_What is being asked_: In the entries below, find each line bearing the string "Chatbot" and copy it.

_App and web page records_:
********

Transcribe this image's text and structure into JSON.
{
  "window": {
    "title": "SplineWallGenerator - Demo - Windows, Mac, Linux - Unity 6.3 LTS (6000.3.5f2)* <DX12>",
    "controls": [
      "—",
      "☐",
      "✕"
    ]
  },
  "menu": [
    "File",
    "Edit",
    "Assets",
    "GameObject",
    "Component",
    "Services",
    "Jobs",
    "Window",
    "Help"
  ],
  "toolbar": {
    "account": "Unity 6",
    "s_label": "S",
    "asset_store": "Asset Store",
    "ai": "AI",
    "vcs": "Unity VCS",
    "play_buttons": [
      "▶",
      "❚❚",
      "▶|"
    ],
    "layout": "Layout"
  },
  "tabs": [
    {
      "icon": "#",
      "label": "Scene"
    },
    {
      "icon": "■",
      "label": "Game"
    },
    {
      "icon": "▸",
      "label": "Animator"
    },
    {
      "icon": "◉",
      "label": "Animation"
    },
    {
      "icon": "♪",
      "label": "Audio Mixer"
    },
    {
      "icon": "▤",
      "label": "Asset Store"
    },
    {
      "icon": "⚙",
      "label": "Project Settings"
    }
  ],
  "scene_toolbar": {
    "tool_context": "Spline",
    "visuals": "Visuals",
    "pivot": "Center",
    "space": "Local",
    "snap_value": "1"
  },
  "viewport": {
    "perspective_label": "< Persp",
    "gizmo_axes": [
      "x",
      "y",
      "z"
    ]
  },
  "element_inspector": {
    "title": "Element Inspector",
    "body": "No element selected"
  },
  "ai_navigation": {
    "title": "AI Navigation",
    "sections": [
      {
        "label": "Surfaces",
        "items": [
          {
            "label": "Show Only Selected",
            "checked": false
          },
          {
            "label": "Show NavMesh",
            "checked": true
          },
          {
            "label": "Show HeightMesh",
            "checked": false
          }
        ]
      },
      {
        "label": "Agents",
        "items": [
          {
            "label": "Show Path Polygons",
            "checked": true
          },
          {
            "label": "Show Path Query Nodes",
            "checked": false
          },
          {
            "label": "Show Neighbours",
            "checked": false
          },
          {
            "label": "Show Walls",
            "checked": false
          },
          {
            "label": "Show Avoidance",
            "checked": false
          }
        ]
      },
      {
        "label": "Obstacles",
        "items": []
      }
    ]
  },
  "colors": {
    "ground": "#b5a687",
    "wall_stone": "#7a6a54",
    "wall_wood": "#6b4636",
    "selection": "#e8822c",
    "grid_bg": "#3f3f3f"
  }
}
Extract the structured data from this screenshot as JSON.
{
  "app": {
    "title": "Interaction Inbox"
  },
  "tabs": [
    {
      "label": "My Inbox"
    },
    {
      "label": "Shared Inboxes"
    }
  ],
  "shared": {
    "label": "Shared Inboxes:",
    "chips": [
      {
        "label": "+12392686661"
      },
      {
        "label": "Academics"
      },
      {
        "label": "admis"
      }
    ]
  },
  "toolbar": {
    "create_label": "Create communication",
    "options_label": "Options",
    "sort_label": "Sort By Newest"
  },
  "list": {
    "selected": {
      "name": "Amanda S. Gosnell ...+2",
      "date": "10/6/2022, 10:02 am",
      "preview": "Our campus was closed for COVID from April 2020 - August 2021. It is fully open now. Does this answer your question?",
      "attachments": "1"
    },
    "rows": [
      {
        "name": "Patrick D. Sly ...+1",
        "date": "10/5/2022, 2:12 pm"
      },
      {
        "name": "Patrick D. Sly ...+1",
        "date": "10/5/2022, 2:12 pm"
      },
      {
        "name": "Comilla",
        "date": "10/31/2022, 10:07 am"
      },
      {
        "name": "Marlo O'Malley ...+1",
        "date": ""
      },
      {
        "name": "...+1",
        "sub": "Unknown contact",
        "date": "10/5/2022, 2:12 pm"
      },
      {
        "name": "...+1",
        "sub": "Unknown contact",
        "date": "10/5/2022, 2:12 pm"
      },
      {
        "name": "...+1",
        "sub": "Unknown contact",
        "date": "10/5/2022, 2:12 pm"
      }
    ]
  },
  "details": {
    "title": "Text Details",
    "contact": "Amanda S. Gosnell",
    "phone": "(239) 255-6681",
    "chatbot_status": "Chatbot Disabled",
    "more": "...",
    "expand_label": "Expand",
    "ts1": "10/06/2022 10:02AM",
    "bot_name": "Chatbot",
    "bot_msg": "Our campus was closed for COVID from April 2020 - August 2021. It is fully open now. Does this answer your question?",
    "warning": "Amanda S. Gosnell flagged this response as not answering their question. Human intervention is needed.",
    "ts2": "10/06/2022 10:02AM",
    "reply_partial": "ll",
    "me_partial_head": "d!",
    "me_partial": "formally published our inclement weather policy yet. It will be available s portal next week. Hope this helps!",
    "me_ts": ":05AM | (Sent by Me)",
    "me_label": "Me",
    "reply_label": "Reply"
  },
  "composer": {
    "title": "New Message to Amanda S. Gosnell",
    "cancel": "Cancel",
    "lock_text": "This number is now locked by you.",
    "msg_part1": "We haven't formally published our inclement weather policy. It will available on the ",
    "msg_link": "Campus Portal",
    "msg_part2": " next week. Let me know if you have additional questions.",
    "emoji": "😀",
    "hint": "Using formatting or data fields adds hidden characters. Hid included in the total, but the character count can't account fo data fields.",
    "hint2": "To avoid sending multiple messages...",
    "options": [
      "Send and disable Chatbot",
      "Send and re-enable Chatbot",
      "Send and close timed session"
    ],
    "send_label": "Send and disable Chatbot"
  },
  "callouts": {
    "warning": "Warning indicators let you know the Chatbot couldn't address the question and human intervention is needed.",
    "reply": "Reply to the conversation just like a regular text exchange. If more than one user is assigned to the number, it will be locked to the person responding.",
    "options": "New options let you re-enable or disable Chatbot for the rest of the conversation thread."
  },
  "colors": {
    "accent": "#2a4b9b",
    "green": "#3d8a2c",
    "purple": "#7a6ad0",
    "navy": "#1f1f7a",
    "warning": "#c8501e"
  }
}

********

_Written answer_:
    "chatbot_status": "Chatbot Disabled",
    "bot_name": "Chatbot",
      "Send and disable Chatbot",
      "Send and re-enable Chatbot",
    "send_label": "Send and disable Chatbot"
    "warning": "Warning indicators let you know the Chatbot couldn't address the question and human intervention is needed.",
    "options": "New options let you re-enable or disable Chatbot for the rest of the conversation thread."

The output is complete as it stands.